What is needed: The required answer is each line in the entries below where "Rate" occurs.

Information shown:

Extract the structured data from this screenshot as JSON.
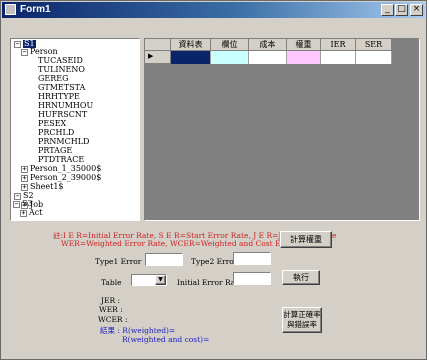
{
  "window": {
    "title": "Form1",
    "min": "_",
    "max": "□",
    "close": "×"
  },
  "tree": {
    "root1": "S1",
    "person": "Person",
    "fields": [
      "TUCASEID",
      "TULINENO",
      "GEREG",
      "GTMETSTA",
      "HRHTYPE",
      "HRNUMHOU",
      "HUFRSCNT",
      "PESEX",
      "PRCHLD",
      "PRNMCHLD",
      "PRTAGE",
      "PTDTRACE"
    ],
    "person1": "Person_1_35000$",
    "person2": "Person_2_39000$",
    "sheet1": "Sheet1$",
    "root2": "S2",
    "job": "Job",
    "root3": "S3",
    "act": "Act"
  },
  "grid": {
    "columns": [
      "資料表",
      "欄位",
      "成本",
      "權重",
      "IER",
      "SER"
    ],
    "row_pointer": "▶",
    "cell_colors": [
      "#0a246a",
      "#c8ffff",
      "#ffffff",
      "#ffc8ff",
      "#ffffff",
      "#ffffff"
    ]
  },
  "notes": {
    "line1": "註:I E R=Initial Error Rate,      S E R=Start Error Rate,  J E R=Join Error Rate",
    "line2": "WER=Weighted Error Rate, WCER=Weighted and Cost Error Rate"
  },
  "buttons": {
    "compute_weight": "計算權重",
    "execute": "執行",
    "compute_accuracy": "計算正確率\n與錯誤率"
  },
  "form": {
    "type1_label": "Type1 Error",
    "type2_label": "Type2 Error",
    "table_label": "Table",
    "initial_error_label": "Initial Error Rate",
    "type1_value": "",
    "type2_value": "",
    "table_value": "",
    "initial_error_value": ""
  },
  "results": {
    "jer": "JER :",
    "wer": "WER :",
    "wcer": "WCER :",
    "weighted": "結果 : R(weighted)=",
    "weighted_cost": "R(weighted and cost)="
  }
}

Solution below:
    "line1": "註:I E R=Initial Error Rate,      S E R=Start Error Rate,  J E R=Join Error Rate",
    "line2": "WER=Weighted Error Rate, WCER=Weighted and Cost Error Rate"
    "initial_error_label": "Initial Error Rate",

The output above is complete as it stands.